Component data from apps and pages:
━━━━━━

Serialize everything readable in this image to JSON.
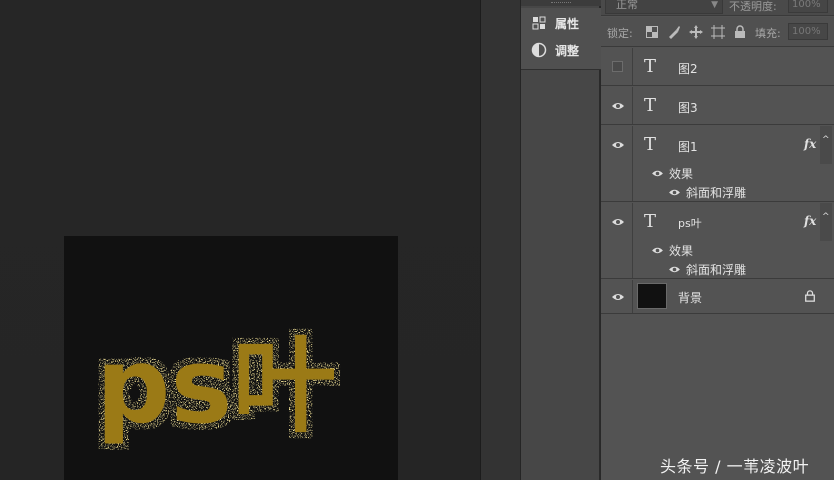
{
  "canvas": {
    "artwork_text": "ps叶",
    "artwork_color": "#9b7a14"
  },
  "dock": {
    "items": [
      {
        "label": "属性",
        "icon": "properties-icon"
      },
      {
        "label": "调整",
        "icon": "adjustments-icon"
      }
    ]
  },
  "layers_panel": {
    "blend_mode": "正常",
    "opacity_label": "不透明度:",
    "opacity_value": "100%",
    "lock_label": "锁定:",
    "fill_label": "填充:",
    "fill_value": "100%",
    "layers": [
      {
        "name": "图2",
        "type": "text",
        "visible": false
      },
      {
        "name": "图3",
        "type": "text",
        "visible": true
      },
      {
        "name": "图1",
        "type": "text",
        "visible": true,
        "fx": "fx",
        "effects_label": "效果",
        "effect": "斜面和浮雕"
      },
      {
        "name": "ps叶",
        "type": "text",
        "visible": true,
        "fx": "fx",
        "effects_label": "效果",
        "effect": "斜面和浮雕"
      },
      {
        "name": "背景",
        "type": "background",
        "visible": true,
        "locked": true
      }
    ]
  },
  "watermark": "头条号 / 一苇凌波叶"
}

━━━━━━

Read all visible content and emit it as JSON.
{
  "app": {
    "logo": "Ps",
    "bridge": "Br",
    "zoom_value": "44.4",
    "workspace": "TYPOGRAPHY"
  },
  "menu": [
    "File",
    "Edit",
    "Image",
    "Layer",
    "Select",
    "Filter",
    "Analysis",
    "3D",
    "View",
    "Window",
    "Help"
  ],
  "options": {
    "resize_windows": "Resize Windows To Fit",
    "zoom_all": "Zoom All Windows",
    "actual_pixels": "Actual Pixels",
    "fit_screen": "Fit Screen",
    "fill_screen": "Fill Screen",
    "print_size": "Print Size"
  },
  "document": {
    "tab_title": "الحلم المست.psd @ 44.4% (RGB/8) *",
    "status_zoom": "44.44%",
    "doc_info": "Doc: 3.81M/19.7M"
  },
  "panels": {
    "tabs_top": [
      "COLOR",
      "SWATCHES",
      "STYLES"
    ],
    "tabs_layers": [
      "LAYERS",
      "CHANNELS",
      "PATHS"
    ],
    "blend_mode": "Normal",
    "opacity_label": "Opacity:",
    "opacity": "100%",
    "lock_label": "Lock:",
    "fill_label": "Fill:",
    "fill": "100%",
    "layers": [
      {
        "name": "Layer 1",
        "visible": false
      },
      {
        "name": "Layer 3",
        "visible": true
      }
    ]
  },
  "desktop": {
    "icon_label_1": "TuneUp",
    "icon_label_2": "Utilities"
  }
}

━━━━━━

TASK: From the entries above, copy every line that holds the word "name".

PROBLEM SOLUTION:
        "name": "图2",
        "name": "图3",
        "name": "图1",
        "name": "ps叶",
        "name": "背景",
        "name": "Layer 1",
        "name": "Layer 3",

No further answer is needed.